The value of knowing more languages and how this knowledge should be practically utilised in schools is not consistent with research. So finds researcher Adrian Lundberg, who is the editor of the latest special issue of International Journal of Multilingualism.

In recent years, research on teachers' beliefs of multilingualism has increased and since 2018-2019, the number of research articles has exploded.

We need to have a perspective from the global south.

Adrian Lundberg

“Increased migration and more multilingualism leads to more research. This is one justification as to why it is important to further promote and research multilingualism,” says Lundberg, a senior lecturer at the Department of School Development and Leadership, and the Center for Academic Teaching.

The 2023 issue of the journal focuses on teachers' perceptions of multilingualism. Researchers from different parts of the world have contributed perspectives to the latest research in the field.

“Within the world of research, there has been a shift where multilingualism is seen as an asset rather than a problem. In practice, however, it is still easier to have a group of students who speak the same language at school. Diversity is not easy to manage, and you may not have the tools to manage it. We need to connect theory and practice.”

One way to change is to investigate further how training programmes prepare teachers for multilingualism. In regard to Sweden, course plans often lack this perspective, believes Lundberg. In cases where multilingualism is brought up, it is normally within the subjects of Swedish as a second language or mother-tongue teaching.

“Much of what we do here is also to focus on Europe, we do as we are used to. We need to have a perspective from the global south. There must be more discussion about additional perspectives and about acceptance,” says Lundberg.

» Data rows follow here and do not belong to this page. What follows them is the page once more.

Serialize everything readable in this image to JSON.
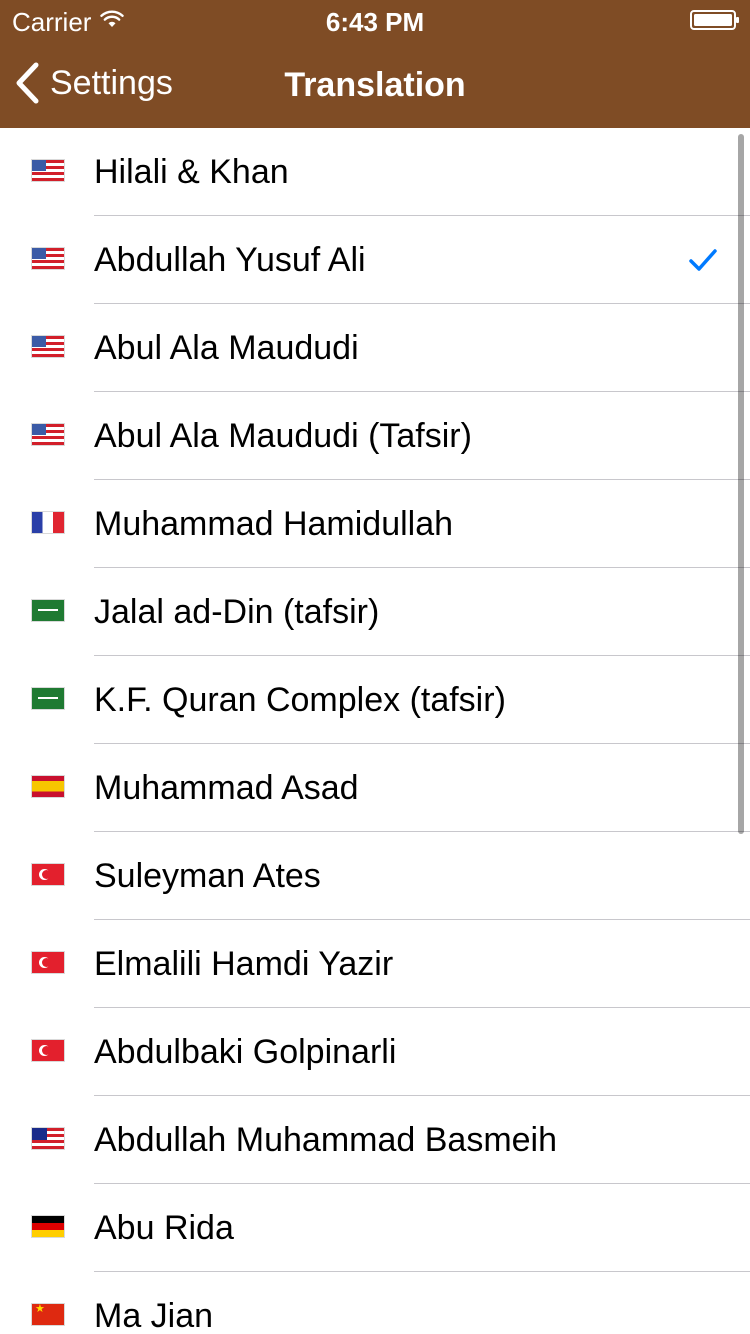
{
  "status_bar": {
    "carrier": "Carrier",
    "time": "6:43 PM"
  },
  "nav": {
    "back_label": "Settings",
    "title": "Translation"
  },
  "rows": [
    {
      "label": "Hilali & Khan",
      "flag": "us",
      "selected": false
    },
    {
      "label": "Abdullah Yusuf Ali",
      "flag": "us",
      "selected": true
    },
    {
      "label": "Abul Ala Maududi",
      "flag": "us",
      "selected": false
    },
    {
      "label": "Abul Ala Maududi (Tafsir)",
      "flag": "us",
      "selected": false
    },
    {
      "label": "Muhammad Hamidullah",
      "flag": "fr",
      "selected": false
    },
    {
      "label": "Jalal ad-Din (tafsir)",
      "flag": "sa",
      "selected": false
    },
    {
      "label": "K.F. Quran Complex (tafsir)",
      "flag": "sa",
      "selected": false
    },
    {
      "label": "Muhammad Asad",
      "flag": "es",
      "selected": false
    },
    {
      "label": "Suleyman Ates",
      "flag": "tr",
      "selected": false
    },
    {
      "label": "Elmalili Hamdi Yazir",
      "flag": "tr",
      "selected": false
    },
    {
      "label": "Abdulbaki Golpinarli",
      "flag": "tr",
      "selected": false
    },
    {
      "label": "Abdullah Muhammad Basmeih",
      "flag": "my",
      "selected": false
    },
    {
      "label": "Abu Rida",
      "flag": "de",
      "selected": false
    },
    {
      "label": "Ma Jian",
      "flag": "cn",
      "selected": false
    }
  ],
  "colors": {
    "nav_background": "#7f4c25",
    "checkmark": "#007aff"
  }
}
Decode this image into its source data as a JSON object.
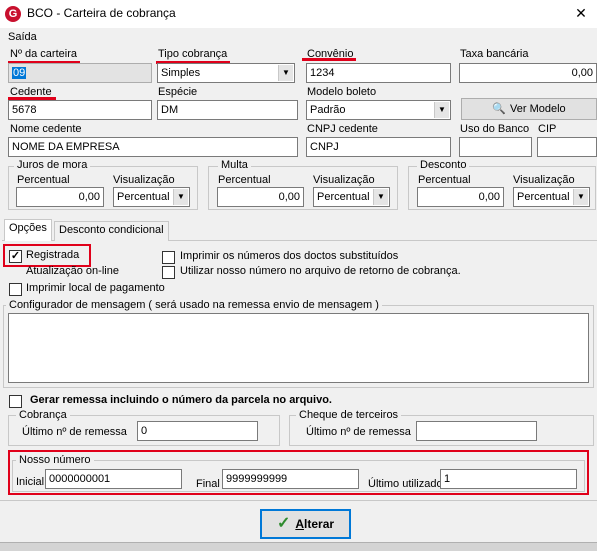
{
  "window": {
    "title": "BCO - Carteira de cobrança",
    "close_glyph": "✕",
    "icon_letter": "G"
  },
  "section": {
    "saida_label": "Saída"
  },
  "fields": {
    "carteira": {
      "label": "Nº da carteira",
      "value": "09"
    },
    "tipo_cobranca": {
      "label": "Tipo cobrança",
      "value": "Simples"
    },
    "convenio": {
      "label": "Convênio",
      "value": "1234"
    },
    "taxa_bancaria": {
      "label": "Taxa bancária",
      "value": "0,00"
    },
    "cedente": {
      "label": "Cedente",
      "value": "5678"
    },
    "especie": {
      "label": "Espécie",
      "value": "DM"
    },
    "modelo_boleto": {
      "label": "Modelo boleto",
      "value": "Padrão"
    },
    "ver_modelo": {
      "label": "Ver Modelo"
    },
    "nome_cedente": {
      "label": "Nome cedente",
      "value": "NOME DA EMPRESA"
    },
    "cnpj_cedente": {
      "label": "CNPJ cedente",
      "value": "CNPJ"
    },
    "uso_banco": {
      "label": "Uso do Banco",
      "value": ""
    },
    "cip": {
      "label": "CIP",
      "value": ""
    }
  },
  "juros": {
    "title": "Juros de mora",
    "percentual_label": "Percentual",
    "percentual_value": "0,00",
    "visualizacao_label": "Visualização",
    "visualizacao_value": "Percentual"
  },
  "multa": {
    "title": "Multa",
    "percentual_label": "Percentual",
    "percentual_value": "0,00",
    "visualizacao_label": "Visualização",
    "visualizacao_value": "Percentual"
  },
  "desconto": {
    "title": "Desconto",
    "percentual_label": "Percentual",
    "percentual_value": "0,00",
    "visualizacao_label": "Visualização",
    "visualizacao_value": "Percentual"
  },
  "tabs": [
    {
      "label": "Opções"
    },
    {
      "label": "Desconto condicional"
    }
  ],
  "options": {
    "registrada": {
      "label": "Registrada",
      "checked": true,
      "mark": "✓"
    },
    "atualizacao": {
      "label": "Atualização on-line"
    },
    "imprimir_local": {
      "label": "Imprimir local de pagamento",
      "checked": false
    },
    "imprimir_numeros": {
      "label": "Imprimir os números dos doctos substituídos",
      "checked": false
    },
    "utilizar_nosso_numero": {
      "label": "Utilizar nosso número no arquivo de retorno de cobrança.",
      "checked": false
    }
  },
  "configurador": {
    "title": "Configurador de mensagem ( será usado na remessa envio de mensagem )",
    "value": ""
  },
  "gerar_remessa": {
    "label": "Gerar remessa incluindo o número da parcela no arquivo.",
    "checked": false
  },
  "cobranca": {
    "title": "Cobrança",
    "ultimo_label": "Último nº  de remessa",
    "ultimo_value": "0"
  },
  "cheque": {
    "title": "Cheque de terceiros",
    "ultimo_label": "Último nº  de remessa",
    "ultimo_value": ""
  },
  "nosso_numero": {
    "title": "Nosso número",
    "inicial_label": "Inicial",
    "inicial_value": "0000000001",
    "final_label": "Final",
    "final_value": "9999999999",
    "ultimo_label": "Último utilizado",
    "ultimo_value": "1"
  },
  "actions": {
    "alterar_label": "Alterar",
    "alterar_underline": "A",
    "alterar_rest": "lterar"
  },
  "colors": {
    "accent": "#0078d7",
    "highlight_red": "#e0001a",
    "check_green": "#2e8b2e"
  }
}
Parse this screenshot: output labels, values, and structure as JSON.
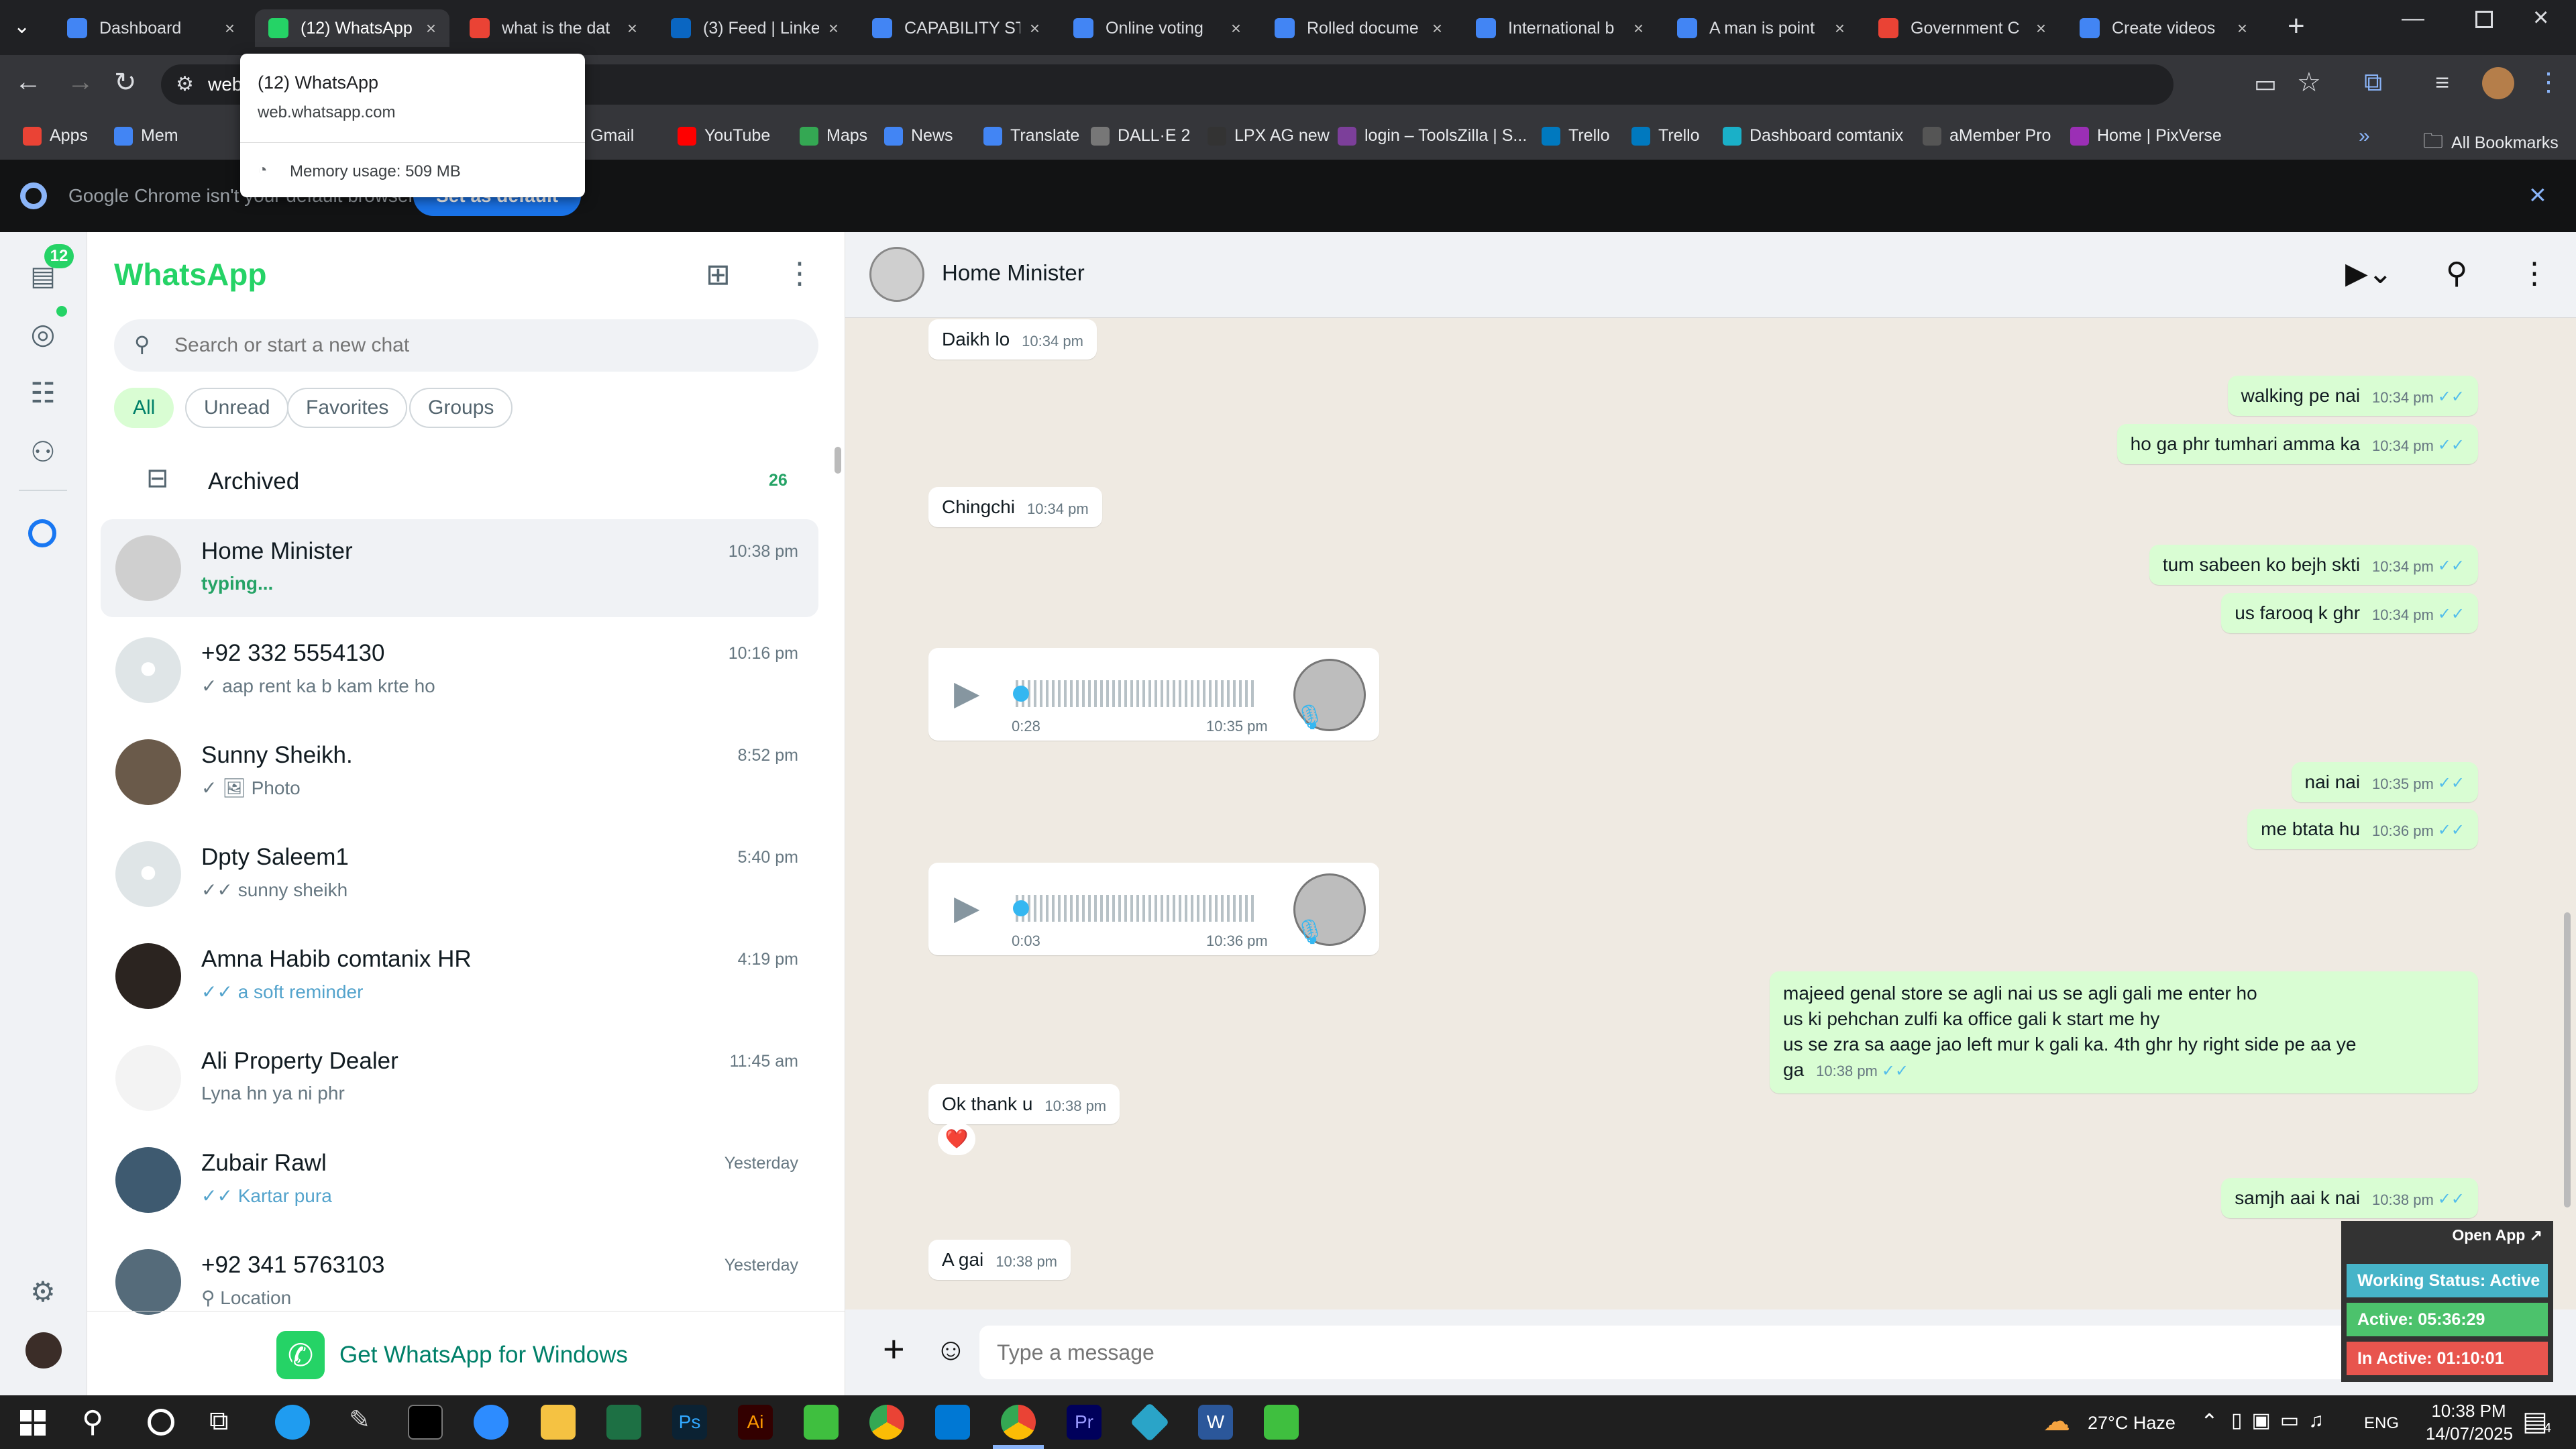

The special issue also highlights the concept of monolingualism and its relationship to multilingualism in research. If the view of multilingualism is changed and instead seen as the standard, monolingualism could be seen as its own research area.

“This had made us not see monolingualism as the norm. At that time, we had not assumed monolingualism, rather it had been seen as the exception. Nor had it been seen as an advantage within the school,” adds Lundberg.

Text: Marc Malmqvist & Adrian Grist

Read more about the research

The special issue of the International Journal of Multilingualism, number 20, 2023, has Adrian Lundberg and Hanne Brandt, University of Hamburg, as editors.

International Journal of Multilingualism, Volume 20